It was revealed Thornton’s long list of convictions include burglary, handling stolen goods, arson, theft and violence, stretching back almost 20 years. The latest offences were committed while he was out on licence for a three-year sentence for handling stolen goods.

The court heard Thornton is currently undergoing intensive treatment for mental health problems, which the court heard have been diagnosed as a mild form of schizophrenia.

Barnaby Shaw, defending, said since Thornton’s arrest he has spent most of his time in hospital.

Mr Shaw urged Judge Roger Hetherington not to send him to prison because he would not get the same treatment.

Judge Hetherington called Thornton’s record ‘appalling’ but agreed he would be better off in hospital than in prison having served the equivalent of a 10-month sentence already. He was detained in hospital under Section 37 of the Mental Health Act.

One of the burglary victims spoke of losing jewellery and a laptop containing the only video of her late husband.

She said: ‘My husband died on Christmas Day and this was very close to Christmas.

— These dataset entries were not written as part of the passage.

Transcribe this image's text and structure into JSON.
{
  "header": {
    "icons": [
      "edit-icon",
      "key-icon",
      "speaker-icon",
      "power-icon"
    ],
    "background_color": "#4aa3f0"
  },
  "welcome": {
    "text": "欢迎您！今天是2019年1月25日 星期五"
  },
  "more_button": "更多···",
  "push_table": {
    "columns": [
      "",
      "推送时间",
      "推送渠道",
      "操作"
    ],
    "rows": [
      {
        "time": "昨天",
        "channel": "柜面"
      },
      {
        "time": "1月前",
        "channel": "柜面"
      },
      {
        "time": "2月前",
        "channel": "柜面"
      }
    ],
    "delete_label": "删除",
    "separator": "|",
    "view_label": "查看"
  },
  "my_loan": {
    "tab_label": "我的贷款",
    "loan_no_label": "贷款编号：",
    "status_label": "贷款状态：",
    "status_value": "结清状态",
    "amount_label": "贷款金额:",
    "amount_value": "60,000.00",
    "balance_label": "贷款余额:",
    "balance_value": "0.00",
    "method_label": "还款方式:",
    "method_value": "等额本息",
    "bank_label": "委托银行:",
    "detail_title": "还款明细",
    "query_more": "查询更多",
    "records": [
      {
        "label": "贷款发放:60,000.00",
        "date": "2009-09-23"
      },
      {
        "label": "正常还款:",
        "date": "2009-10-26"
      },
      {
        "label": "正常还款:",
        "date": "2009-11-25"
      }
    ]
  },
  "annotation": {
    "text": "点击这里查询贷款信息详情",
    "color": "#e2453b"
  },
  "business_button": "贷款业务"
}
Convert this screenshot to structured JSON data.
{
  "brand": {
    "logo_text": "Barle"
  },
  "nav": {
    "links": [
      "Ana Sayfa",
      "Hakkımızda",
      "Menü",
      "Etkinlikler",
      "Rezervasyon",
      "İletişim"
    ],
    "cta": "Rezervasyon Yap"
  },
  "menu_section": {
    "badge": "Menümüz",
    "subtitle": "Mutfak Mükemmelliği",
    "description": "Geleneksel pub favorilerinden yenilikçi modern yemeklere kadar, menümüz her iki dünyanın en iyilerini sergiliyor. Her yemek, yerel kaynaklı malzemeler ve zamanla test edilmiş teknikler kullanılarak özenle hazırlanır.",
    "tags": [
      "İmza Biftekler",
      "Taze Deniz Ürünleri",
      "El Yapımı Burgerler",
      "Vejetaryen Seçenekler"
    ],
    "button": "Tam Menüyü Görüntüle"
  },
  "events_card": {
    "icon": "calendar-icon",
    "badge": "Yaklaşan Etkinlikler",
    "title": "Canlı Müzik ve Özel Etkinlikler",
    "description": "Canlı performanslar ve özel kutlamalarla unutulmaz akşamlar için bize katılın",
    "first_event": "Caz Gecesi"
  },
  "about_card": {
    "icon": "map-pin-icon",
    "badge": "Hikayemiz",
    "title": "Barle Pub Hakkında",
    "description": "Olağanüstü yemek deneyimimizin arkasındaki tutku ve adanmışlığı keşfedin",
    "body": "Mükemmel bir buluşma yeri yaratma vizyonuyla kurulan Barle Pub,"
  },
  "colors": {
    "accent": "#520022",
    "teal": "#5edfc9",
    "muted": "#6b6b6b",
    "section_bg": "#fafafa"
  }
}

‘It’s a bad time of year for us anyway, and it just highlighted the fact that he wasn’t here anymore and everything he’d bought me, jewellery-wise, had gone.

‘Hide your jewellery in strange places. Make sure anything is always backed up on any electronic device.’

She added: ‘The house was locked and secure, but just be very vigilant about what’s on show.’